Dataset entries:
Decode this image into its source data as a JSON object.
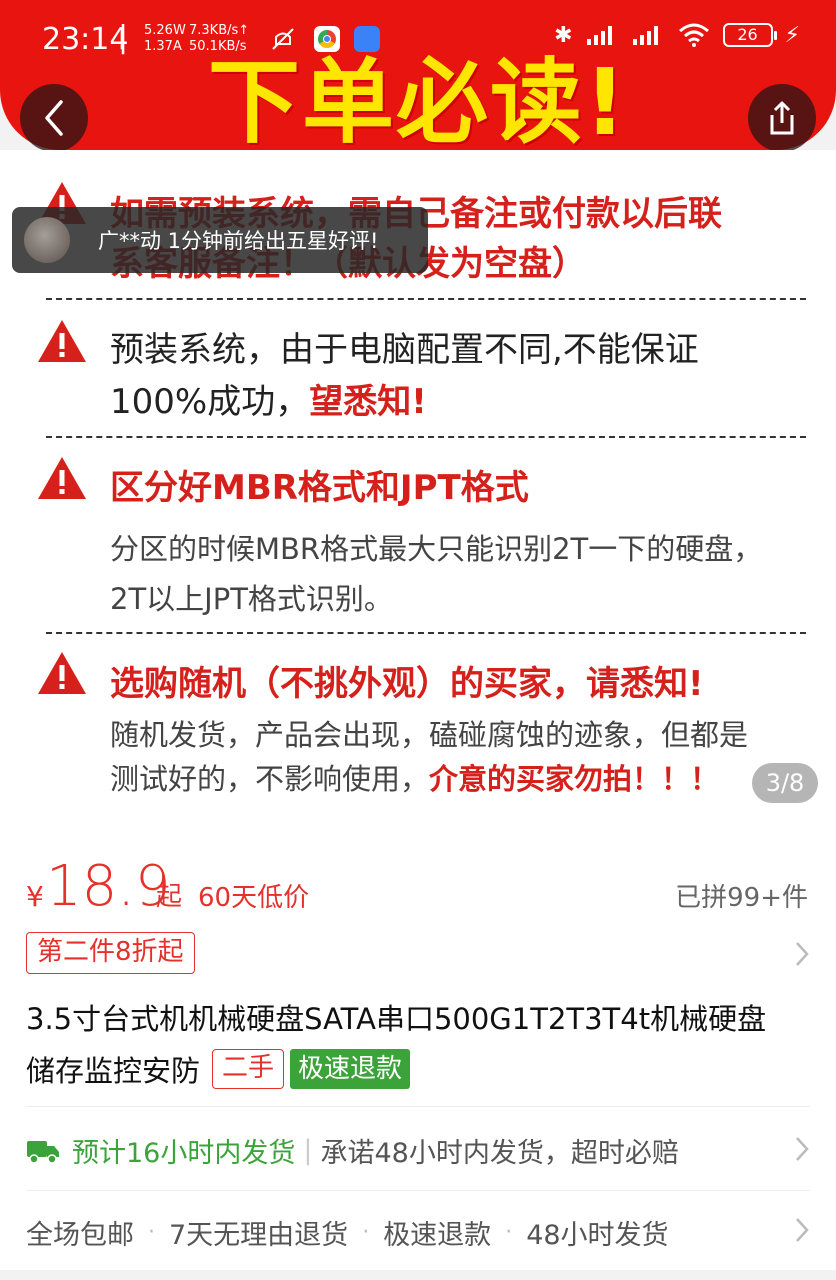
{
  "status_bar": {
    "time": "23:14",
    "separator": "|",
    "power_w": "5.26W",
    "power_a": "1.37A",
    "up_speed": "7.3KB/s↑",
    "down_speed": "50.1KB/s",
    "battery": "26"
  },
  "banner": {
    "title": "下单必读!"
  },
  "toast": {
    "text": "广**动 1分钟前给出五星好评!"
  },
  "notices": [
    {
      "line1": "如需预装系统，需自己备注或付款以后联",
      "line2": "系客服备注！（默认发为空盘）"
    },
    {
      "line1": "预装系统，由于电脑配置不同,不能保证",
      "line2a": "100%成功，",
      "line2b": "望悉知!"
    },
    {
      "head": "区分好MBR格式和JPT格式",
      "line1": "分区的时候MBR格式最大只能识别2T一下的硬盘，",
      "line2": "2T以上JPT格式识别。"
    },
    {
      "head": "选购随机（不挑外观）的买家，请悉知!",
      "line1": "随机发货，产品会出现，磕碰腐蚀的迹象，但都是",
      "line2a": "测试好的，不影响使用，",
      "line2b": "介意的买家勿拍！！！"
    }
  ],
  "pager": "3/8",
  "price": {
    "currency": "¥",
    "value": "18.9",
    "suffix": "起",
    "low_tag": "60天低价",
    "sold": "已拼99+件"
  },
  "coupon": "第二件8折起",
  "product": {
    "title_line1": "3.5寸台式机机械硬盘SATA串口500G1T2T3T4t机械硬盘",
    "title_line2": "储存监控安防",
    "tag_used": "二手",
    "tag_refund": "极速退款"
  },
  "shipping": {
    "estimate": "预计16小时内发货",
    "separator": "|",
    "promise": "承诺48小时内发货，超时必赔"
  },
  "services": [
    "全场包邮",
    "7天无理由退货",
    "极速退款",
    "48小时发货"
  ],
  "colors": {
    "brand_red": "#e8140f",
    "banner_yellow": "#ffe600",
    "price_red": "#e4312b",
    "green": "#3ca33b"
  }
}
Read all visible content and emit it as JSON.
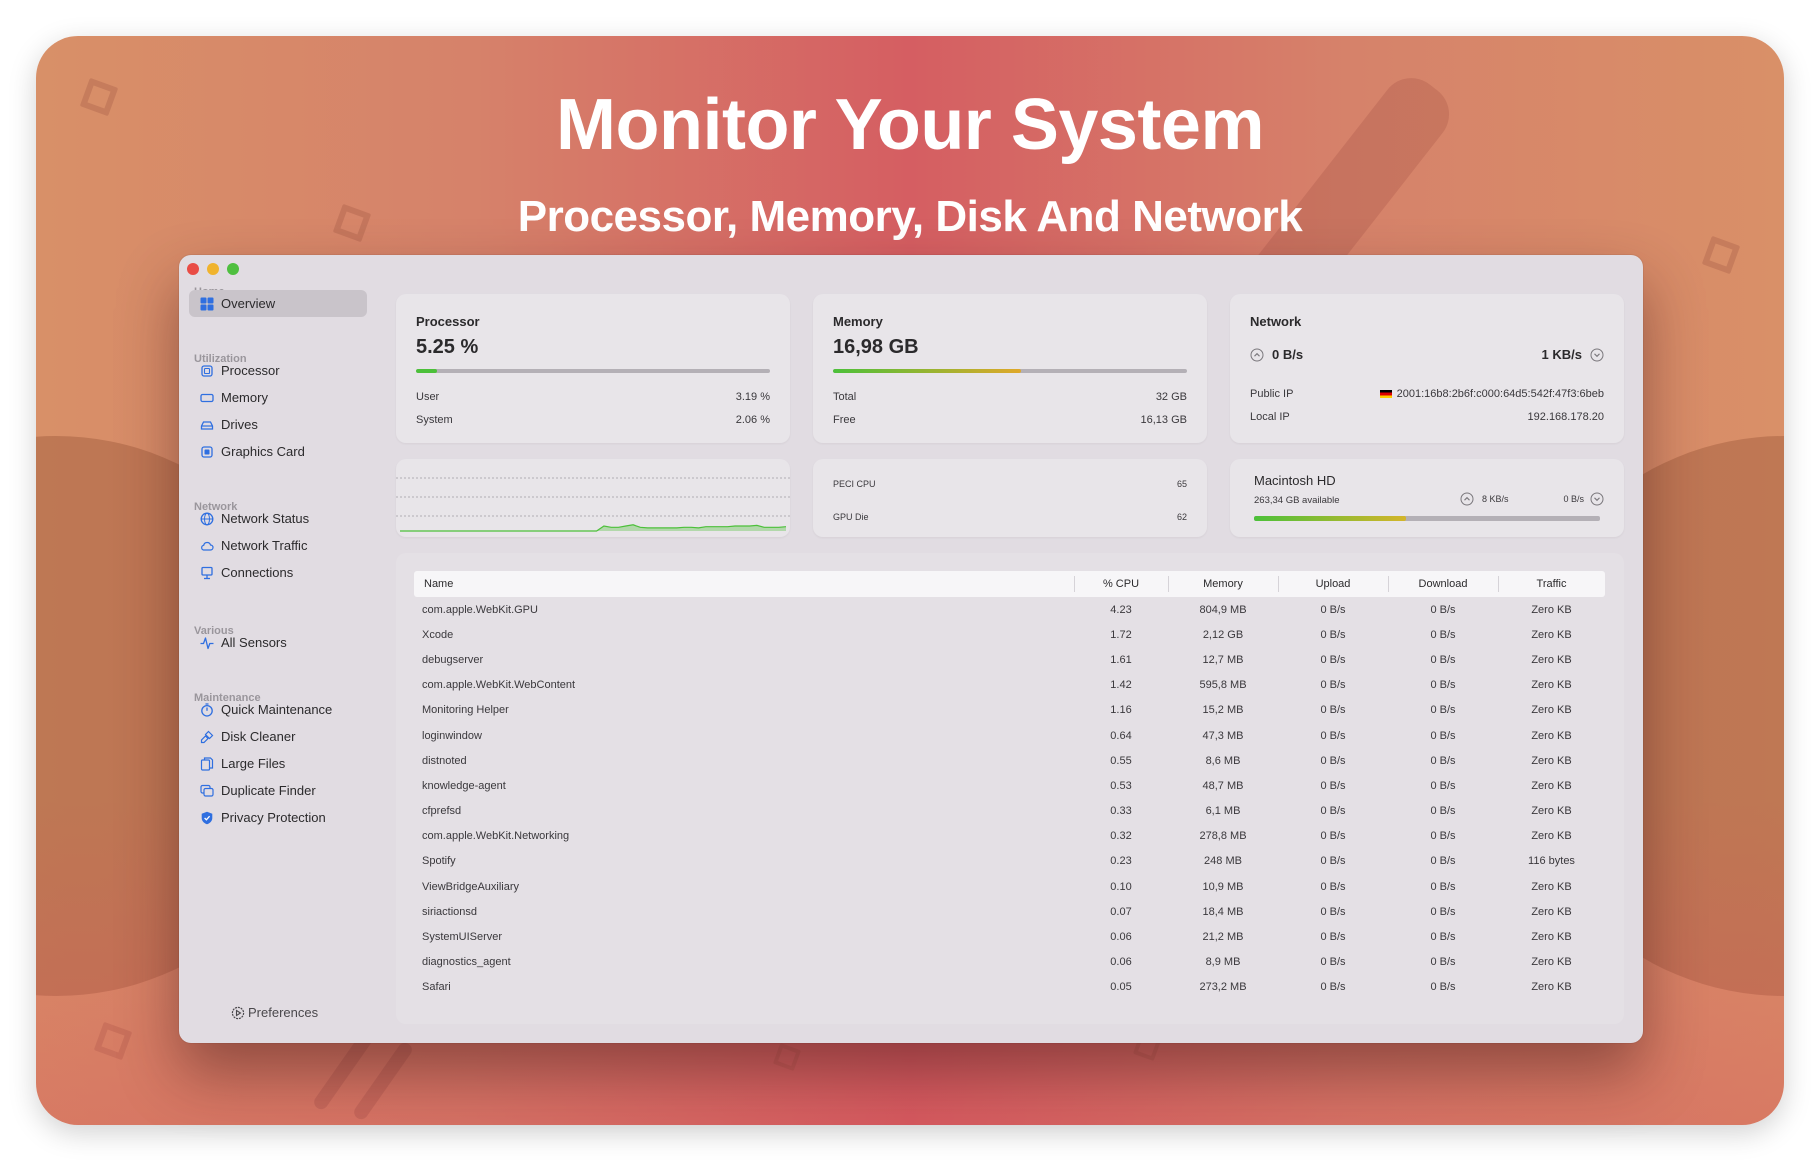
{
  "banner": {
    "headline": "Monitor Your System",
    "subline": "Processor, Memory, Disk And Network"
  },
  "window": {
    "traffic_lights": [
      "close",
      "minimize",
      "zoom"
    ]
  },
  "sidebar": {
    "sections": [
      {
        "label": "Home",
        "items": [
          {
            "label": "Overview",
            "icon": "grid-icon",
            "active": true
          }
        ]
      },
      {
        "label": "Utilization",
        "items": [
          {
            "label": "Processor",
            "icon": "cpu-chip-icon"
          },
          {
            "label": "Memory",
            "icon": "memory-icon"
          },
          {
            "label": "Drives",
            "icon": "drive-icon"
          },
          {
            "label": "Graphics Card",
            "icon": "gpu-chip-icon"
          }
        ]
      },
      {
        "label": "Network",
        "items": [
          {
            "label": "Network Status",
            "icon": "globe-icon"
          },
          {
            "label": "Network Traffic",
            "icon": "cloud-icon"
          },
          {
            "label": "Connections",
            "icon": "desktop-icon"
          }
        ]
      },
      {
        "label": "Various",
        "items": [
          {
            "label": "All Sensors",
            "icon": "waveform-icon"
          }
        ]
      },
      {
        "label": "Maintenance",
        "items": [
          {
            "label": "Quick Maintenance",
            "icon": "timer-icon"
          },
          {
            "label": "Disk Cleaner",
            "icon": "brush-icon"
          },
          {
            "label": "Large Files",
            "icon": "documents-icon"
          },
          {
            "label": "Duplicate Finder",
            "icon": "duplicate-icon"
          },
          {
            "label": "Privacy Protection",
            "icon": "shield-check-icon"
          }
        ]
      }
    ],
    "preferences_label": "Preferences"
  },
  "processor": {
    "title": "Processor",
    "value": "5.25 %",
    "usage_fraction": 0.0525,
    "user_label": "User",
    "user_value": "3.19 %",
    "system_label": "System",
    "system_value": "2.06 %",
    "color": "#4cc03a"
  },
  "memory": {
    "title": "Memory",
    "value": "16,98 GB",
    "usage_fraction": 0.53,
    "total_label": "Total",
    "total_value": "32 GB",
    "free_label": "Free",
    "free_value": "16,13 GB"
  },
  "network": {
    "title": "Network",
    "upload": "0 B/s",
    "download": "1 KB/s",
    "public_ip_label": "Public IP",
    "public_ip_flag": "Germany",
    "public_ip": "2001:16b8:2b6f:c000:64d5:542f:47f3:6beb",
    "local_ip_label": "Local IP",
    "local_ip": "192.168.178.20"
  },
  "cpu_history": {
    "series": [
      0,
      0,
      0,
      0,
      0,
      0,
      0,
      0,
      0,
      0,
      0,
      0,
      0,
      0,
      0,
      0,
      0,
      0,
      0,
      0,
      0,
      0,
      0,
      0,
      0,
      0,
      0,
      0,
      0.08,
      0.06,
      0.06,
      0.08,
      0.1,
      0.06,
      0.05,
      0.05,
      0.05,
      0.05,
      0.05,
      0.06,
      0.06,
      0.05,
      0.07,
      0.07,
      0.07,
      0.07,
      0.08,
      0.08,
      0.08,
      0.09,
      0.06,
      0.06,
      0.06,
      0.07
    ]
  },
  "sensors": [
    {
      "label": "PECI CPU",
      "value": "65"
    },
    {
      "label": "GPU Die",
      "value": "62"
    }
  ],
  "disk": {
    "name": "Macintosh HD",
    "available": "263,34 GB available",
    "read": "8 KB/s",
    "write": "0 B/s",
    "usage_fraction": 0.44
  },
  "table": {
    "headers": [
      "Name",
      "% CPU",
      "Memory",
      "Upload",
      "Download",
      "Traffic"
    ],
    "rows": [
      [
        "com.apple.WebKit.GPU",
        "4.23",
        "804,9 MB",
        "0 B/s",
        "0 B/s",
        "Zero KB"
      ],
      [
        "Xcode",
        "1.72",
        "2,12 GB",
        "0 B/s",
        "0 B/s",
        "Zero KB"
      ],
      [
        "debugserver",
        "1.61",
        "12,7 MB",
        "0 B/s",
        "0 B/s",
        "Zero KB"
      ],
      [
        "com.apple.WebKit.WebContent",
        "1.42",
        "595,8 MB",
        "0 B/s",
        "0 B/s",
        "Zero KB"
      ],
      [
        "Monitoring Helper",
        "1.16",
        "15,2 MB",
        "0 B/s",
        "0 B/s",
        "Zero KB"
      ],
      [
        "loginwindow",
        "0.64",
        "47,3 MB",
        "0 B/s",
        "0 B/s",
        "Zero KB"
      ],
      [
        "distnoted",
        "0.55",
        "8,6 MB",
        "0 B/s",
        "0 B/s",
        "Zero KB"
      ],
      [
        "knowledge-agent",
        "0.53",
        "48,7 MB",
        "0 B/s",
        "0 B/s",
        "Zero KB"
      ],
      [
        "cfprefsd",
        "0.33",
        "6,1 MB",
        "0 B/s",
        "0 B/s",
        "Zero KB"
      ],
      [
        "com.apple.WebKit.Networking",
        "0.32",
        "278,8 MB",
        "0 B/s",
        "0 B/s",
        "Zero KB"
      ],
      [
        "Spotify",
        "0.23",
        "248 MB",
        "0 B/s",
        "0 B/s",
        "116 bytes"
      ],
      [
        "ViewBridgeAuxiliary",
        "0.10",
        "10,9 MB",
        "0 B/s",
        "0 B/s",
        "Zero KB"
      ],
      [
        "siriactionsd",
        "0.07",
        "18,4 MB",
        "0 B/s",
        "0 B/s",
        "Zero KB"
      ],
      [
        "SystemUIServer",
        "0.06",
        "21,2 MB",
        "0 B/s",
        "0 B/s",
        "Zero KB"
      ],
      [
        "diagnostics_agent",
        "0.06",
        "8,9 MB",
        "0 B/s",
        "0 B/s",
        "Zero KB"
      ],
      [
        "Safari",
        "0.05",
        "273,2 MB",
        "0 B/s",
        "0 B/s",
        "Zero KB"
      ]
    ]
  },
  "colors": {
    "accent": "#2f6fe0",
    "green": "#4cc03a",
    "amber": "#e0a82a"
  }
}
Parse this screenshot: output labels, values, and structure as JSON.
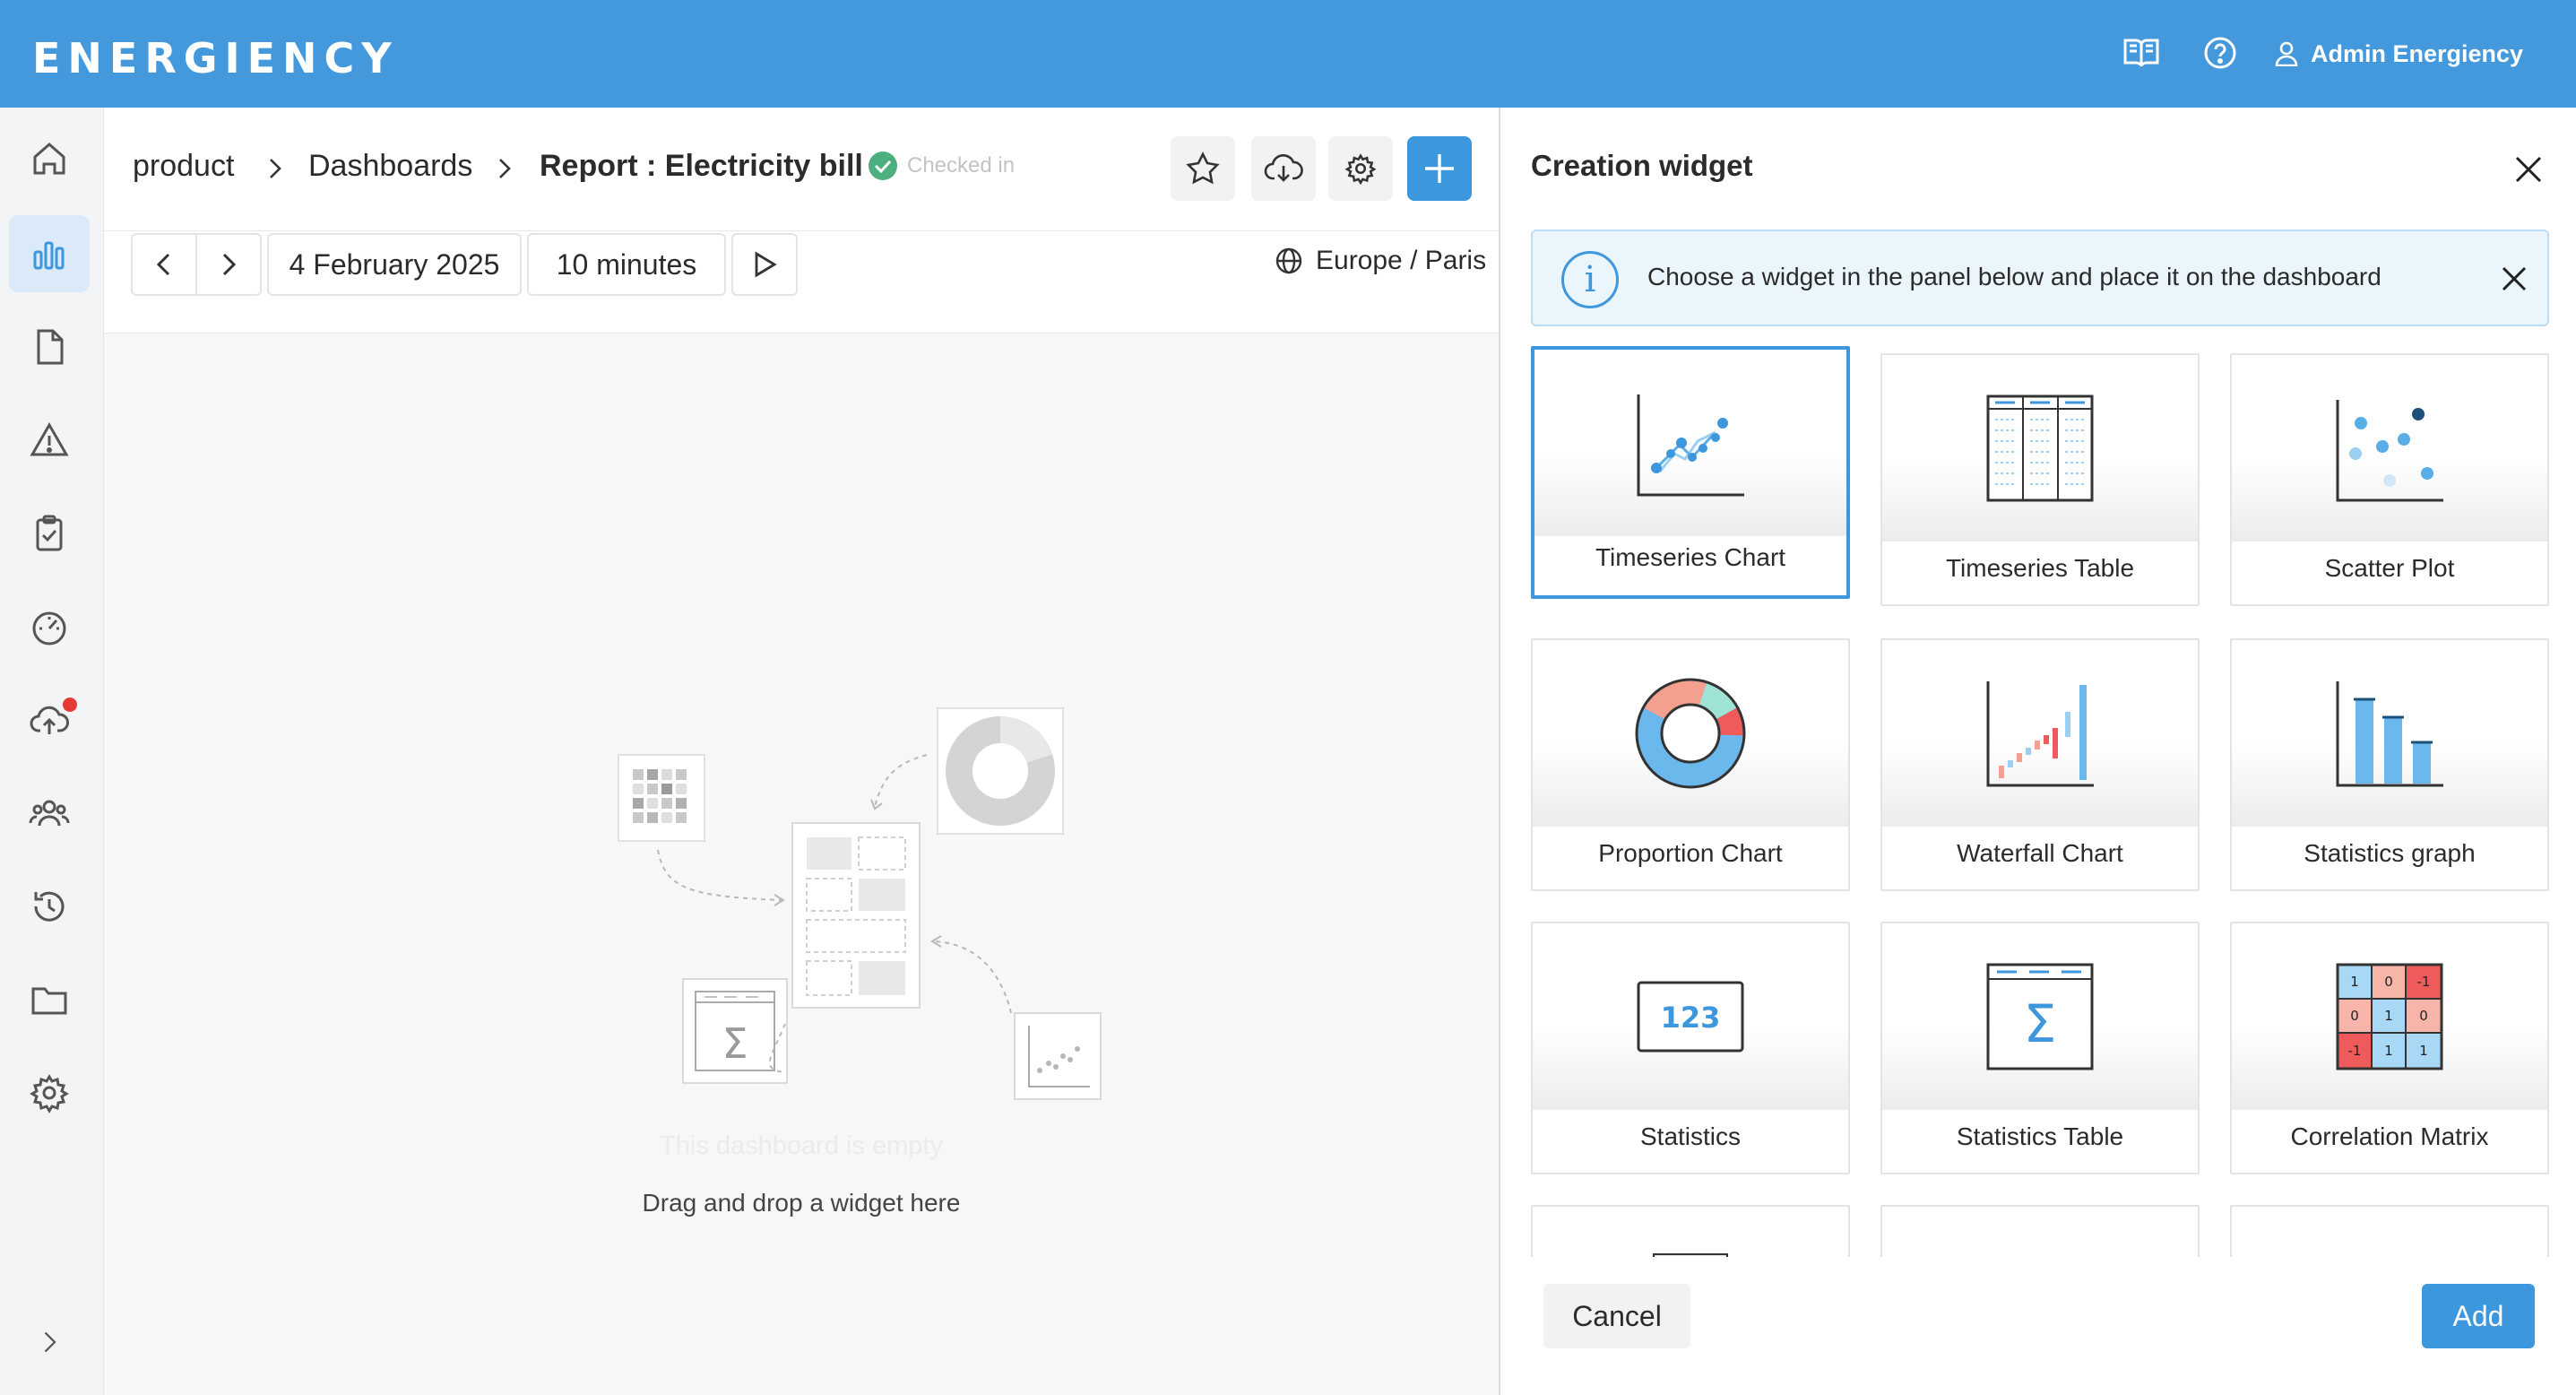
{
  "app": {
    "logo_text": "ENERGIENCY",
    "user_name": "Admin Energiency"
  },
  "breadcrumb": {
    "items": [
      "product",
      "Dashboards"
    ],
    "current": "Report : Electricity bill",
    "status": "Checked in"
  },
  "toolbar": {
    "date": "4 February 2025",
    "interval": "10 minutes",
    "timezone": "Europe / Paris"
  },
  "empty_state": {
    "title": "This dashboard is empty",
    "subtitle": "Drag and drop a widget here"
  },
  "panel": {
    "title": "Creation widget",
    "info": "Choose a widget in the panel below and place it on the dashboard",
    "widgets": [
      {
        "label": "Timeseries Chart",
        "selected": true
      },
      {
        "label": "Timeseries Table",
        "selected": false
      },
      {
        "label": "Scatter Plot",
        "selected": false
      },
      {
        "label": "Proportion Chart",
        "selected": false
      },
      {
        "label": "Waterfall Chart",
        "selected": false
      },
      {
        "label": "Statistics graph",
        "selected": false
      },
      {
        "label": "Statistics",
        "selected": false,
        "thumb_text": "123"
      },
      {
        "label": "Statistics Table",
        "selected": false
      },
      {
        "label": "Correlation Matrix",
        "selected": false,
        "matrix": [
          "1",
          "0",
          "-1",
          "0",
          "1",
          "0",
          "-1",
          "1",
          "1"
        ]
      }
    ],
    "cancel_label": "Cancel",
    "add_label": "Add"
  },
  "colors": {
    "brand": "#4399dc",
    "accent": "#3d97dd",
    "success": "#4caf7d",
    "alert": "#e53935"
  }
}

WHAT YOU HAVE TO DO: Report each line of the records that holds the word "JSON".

TASK OUTPUT:
Decode this image into its source data as a JSON object.
Read all visible content and emit it as JSON.
Parse this screenshot: output labels, values, and structure as JSON.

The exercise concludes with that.